I opened up another bottle: the 2015 Muscadet Amphibolite I wrote about two weeks ago. There were none of those heady aromatics or explosive citrus notes, and instead of ending on a long lemon and grassy finish, the Muscadet was all rock and salt. The wine was skeletal compared to the Sancerre. And we both loved it.

As I become a jaded and crusty wine drinker, I really appreciate wines that are stripped down to their essence. It’s why I dislike wood, especially new oak, on my wines. I love caramel, spice and vanilla, but not in my wine. And I think that’s why I love Champagne so much.

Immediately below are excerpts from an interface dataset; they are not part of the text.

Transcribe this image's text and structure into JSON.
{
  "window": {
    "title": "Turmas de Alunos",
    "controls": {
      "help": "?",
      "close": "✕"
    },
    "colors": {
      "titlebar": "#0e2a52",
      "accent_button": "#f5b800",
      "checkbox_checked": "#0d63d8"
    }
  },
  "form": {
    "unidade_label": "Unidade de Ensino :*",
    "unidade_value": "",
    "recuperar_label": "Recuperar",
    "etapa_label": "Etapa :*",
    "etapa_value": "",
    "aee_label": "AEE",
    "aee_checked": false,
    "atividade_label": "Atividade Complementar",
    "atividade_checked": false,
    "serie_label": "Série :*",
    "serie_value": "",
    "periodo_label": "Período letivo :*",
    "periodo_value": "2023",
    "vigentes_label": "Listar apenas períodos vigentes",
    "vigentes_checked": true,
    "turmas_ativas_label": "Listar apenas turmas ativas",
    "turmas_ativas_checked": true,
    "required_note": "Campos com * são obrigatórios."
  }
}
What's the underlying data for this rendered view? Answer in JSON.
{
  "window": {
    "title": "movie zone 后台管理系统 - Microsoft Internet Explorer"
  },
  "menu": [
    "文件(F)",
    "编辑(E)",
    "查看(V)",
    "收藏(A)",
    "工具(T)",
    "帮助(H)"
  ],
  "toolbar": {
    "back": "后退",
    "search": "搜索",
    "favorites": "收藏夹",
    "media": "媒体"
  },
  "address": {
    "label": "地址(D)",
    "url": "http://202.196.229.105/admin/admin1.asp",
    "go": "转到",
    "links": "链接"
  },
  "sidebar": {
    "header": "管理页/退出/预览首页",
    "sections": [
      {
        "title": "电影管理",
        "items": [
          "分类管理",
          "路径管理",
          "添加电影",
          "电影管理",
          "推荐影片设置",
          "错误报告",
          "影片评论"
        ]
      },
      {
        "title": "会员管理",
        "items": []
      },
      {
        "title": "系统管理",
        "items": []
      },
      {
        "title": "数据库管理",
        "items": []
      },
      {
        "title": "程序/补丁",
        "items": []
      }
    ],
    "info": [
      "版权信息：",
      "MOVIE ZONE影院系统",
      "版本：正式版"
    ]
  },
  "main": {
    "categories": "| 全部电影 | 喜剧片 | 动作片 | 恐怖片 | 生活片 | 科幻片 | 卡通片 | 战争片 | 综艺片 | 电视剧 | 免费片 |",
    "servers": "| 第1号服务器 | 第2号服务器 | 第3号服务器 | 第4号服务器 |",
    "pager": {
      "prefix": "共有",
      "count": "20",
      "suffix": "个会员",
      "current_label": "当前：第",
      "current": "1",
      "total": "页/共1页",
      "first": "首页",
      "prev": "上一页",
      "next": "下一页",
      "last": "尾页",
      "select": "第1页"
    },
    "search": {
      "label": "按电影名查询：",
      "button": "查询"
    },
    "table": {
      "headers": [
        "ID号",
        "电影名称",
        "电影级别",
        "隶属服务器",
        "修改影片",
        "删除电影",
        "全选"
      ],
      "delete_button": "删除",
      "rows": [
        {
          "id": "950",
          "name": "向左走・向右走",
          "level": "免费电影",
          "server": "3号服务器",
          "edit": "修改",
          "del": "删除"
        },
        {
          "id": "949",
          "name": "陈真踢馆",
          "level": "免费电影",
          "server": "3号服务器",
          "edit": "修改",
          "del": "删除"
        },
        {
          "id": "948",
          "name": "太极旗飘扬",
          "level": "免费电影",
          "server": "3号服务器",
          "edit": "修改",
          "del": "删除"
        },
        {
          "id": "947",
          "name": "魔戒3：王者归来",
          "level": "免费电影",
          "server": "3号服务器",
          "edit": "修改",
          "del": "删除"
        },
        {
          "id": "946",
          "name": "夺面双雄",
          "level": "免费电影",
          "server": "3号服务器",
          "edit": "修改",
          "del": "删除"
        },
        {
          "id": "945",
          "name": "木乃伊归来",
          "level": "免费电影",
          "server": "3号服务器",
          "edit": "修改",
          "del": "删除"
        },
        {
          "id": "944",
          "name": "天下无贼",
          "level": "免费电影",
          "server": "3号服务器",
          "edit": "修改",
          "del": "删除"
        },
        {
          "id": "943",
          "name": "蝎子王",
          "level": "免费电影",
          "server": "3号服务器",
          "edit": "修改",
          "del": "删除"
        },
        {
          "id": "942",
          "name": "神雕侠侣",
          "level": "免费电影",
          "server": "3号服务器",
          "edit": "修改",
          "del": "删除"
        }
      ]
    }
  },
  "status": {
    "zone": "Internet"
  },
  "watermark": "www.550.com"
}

It’s also why I love how Italians cook. They use a few great ingredients and don’t mess with them too much. The result is delicious more often than not. But every time I go to Italy, it takes a few days for my palate to adjust. At first, the food can seem almost bland. Then you start looking for the subtle flavours and how those few ingredients come together, and you have that “aha!” moment. Brilliance.

It’s not so different with many wines. Palate adjustment is required, or at least adjustment of expectations. I know many people want “wines that taste” — ones that are full of flavour. If that’s what you’re used to, then my bony Muscadet, or a cabernet sauvignon with little to no oak, might seem a touch bland.

At least at first.

What I challenge all of you to do is embrace the nuance. Try Bernhard Ott’s grüner veltliner, listed under today’s Wines of the Week. Every now and then, drink quietly. Give the wine a swirl and focus. The delicate florals, the subtle fruit, the finish. I guarantee you’ll no longer want anything more to be happening in that glass.

Every wine has its time and place. Sometimes a more explosive wine is exactly what you need. Ribs grilled on the barbecue and covered in sauce? Bring on the zinfandel. But I find those times are fewer and farther between.

Is this the next step to becoming more of a wine expert? I’m not sure. But it’s where this critic has gone after 30 years of drinking.